A new public health campaign launching today (8/9) ahead of World Suicide Prevention Day hopes to encourage people to talk more openly about mental health and potentially save their life in the process.

The How Are You Really Feeling campaign aims to reduce the stigma of talking about mental health, following a series of conferences in Truro run by the Towards Zero Suicide collaborative.

The campaign emerged from an idea at the conferences to create something to help reduce the stigma of mental health and get people talking about it more openly.

Dr Sara Roberts, consultant in public health for Cornwall Council, said: “If you're worried that someone you know may be considering suicide, try to encourage them to talk about how they are feeling. Listening is the best way to help. Try to avoid offering solutions and try not to judge.

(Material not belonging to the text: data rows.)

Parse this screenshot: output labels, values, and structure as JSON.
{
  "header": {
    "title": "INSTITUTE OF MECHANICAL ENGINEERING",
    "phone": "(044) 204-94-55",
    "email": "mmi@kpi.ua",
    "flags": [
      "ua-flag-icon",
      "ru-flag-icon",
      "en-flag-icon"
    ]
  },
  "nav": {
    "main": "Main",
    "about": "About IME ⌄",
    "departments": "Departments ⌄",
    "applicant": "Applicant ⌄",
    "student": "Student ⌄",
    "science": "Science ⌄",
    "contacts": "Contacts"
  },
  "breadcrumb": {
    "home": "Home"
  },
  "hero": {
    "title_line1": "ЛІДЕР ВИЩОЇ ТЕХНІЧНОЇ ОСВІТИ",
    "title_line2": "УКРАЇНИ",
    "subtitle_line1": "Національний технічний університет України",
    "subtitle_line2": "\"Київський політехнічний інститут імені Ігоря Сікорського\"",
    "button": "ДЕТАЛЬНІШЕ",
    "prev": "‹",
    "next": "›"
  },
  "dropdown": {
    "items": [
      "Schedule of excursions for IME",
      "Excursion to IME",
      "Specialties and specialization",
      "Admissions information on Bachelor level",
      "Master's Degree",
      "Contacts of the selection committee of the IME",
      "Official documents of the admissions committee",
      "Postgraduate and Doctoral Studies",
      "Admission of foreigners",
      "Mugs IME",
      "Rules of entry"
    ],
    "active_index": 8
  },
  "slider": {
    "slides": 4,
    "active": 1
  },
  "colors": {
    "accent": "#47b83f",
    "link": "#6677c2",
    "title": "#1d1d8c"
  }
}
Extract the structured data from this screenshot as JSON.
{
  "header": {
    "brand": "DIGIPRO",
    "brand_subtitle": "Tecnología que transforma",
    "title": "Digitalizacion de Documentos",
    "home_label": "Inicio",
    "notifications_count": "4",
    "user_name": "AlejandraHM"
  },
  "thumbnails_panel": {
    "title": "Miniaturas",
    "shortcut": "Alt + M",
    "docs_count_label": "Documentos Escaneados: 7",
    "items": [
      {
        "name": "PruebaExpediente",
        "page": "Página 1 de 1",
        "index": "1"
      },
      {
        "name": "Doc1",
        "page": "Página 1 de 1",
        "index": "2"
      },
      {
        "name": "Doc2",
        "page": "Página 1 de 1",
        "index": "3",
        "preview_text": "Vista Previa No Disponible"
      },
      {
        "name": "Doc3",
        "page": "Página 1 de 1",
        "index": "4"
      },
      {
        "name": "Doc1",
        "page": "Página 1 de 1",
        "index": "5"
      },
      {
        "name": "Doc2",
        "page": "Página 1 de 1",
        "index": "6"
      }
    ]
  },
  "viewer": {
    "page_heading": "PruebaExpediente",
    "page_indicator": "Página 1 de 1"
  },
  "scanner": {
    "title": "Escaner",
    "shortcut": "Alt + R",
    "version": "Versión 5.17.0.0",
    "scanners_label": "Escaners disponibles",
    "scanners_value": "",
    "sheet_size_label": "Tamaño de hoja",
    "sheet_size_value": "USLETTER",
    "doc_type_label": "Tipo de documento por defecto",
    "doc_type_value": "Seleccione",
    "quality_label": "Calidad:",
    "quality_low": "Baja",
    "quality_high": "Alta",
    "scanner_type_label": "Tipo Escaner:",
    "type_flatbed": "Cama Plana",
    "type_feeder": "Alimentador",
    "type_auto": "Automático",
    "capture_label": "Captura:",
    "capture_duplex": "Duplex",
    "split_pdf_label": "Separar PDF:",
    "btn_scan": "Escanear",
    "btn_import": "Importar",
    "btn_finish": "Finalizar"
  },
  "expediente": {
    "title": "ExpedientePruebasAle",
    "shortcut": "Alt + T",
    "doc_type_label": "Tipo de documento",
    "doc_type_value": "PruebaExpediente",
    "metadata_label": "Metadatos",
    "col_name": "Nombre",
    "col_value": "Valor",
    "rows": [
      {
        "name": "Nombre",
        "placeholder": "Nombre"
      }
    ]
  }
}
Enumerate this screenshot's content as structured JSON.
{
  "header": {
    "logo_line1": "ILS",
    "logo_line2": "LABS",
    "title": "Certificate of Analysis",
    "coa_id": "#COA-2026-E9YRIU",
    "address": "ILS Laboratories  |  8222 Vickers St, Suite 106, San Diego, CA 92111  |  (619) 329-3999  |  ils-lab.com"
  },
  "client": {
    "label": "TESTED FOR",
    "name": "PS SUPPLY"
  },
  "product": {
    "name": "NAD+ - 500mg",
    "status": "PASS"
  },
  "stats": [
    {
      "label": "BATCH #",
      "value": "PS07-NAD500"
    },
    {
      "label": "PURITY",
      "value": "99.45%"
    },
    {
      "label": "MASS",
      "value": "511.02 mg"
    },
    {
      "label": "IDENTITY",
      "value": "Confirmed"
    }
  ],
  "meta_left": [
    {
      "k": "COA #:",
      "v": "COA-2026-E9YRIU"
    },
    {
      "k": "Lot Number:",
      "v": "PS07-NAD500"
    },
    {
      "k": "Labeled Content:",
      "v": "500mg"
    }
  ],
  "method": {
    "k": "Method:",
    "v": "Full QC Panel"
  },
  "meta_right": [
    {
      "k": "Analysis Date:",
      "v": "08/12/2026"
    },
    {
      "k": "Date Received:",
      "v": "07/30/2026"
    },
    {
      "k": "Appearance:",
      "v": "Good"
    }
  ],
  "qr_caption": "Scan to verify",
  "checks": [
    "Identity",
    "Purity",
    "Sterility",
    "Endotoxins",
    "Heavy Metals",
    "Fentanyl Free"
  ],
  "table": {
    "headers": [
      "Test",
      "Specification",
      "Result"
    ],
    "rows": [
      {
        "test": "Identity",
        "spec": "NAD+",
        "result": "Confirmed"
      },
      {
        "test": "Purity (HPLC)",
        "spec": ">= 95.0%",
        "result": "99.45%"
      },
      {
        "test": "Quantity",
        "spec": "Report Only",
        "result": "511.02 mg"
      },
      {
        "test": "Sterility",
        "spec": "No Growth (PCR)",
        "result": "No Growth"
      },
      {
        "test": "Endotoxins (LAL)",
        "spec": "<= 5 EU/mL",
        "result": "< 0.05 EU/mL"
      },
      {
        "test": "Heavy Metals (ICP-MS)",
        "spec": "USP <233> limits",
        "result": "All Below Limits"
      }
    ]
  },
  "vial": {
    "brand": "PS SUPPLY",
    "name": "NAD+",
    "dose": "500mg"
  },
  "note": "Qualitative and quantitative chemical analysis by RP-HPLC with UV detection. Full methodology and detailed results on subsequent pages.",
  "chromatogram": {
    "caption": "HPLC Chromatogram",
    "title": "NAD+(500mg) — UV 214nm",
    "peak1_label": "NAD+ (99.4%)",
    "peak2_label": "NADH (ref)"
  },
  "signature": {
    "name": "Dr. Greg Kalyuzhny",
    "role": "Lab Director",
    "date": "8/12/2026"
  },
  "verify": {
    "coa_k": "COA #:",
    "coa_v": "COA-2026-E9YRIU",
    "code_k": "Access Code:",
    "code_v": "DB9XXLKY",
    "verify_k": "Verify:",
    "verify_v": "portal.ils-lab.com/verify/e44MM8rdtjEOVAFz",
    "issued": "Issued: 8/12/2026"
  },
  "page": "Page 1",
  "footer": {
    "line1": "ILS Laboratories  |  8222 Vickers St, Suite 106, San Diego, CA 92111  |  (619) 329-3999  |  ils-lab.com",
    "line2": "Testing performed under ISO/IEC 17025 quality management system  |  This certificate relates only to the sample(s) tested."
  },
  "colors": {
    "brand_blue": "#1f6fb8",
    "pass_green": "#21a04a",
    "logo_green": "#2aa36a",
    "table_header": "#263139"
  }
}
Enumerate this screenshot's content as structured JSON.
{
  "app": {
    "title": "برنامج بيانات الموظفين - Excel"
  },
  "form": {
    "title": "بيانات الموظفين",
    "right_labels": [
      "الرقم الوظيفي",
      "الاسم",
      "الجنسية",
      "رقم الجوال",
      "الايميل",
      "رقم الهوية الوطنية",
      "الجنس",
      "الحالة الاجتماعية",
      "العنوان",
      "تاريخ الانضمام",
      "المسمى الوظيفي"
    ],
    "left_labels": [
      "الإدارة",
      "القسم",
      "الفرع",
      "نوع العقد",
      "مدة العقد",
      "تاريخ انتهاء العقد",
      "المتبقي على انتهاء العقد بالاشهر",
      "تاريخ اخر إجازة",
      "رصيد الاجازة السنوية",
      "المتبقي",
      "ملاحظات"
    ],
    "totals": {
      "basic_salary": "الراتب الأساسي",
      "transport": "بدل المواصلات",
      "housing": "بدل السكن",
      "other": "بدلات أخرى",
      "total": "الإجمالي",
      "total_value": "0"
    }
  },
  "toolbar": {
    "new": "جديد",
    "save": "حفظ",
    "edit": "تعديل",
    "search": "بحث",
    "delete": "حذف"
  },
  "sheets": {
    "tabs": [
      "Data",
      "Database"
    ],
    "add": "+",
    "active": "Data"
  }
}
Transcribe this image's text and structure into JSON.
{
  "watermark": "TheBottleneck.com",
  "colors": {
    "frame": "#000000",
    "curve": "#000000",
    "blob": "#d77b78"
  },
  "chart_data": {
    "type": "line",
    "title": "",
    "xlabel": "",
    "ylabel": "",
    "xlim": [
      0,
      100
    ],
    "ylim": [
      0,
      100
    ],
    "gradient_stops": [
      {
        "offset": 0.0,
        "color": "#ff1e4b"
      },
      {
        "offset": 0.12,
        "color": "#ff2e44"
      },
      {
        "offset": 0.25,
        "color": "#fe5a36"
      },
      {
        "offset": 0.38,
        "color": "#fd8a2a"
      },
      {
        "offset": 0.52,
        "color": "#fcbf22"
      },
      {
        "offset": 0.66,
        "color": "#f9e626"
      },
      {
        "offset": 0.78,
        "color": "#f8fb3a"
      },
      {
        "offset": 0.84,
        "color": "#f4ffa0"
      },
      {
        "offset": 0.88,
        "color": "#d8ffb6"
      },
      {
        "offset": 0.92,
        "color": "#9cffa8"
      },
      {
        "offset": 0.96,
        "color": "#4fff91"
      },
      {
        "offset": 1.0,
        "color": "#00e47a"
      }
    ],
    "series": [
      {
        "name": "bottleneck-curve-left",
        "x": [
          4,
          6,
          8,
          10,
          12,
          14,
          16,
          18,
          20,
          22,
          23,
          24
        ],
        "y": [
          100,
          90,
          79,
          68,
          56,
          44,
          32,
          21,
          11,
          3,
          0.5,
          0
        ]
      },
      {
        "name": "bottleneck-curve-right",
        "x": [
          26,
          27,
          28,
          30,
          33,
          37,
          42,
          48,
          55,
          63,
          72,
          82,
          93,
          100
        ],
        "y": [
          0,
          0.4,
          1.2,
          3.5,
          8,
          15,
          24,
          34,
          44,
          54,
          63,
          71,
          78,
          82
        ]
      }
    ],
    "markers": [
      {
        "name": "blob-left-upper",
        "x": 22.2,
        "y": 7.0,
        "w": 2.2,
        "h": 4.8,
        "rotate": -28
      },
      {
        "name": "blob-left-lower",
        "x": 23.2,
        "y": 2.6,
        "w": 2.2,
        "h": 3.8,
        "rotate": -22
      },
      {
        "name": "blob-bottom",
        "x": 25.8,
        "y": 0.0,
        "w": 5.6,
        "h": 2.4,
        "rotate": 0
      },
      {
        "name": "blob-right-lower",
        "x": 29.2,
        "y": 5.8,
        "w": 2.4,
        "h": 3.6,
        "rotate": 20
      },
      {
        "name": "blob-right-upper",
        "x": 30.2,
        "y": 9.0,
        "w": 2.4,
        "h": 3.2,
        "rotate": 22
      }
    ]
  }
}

“We really want to encourage people to start talking about mental health and how they feel as part of their everyday lives, and we want people to feel it’s OK to say you’re not OK.

“We’re asking communities to take up the offer of putting a box full of leaflets somewhere 'normal' such as a coffee shop, hairdresser, barber, petrol station or newsagent. We want talking about mental health to become a normal part of our day.

“Don’t worry if you don’t know what to say or how to begin a conversation – our leaflets give you some ideas of how to get started. And if the person you’re having a conversation with says 'I’m not OK,' the reverse side of the leaflet has some top tips and ideas of where they can get help.”

Dr Ellen Wilkinson, medical director for Cornwall Partnership NHS Foundation Trust, added: "People who survive a suicide attempt have said that if just one person had asked them if they were OK they wouldn’t have gone through with it. Just asking the question could be powerful enough to save a life.

“It’s not just about people who are feeling suicidal – this is about saying mental health is a core part of everyone’s wellbeing and encouraging people to talk about it.”

Some top tips from the campaign include supporting someone by telling them that they can talk to you without being judged, or that getting help will make it easier for them.

The campaign also includes 10 top things to do to improve mental health such as eating well, being physically active, doing something you enjoy, and asking for help.

If you think someone is at risk of suicide you should persuade them to speak to their GP who will be able to provide the right support.

You can find out more about the campaign at cornwall.gov.uk/howareyou or on Cornwall Council's Facebook, Twitter and Instagram.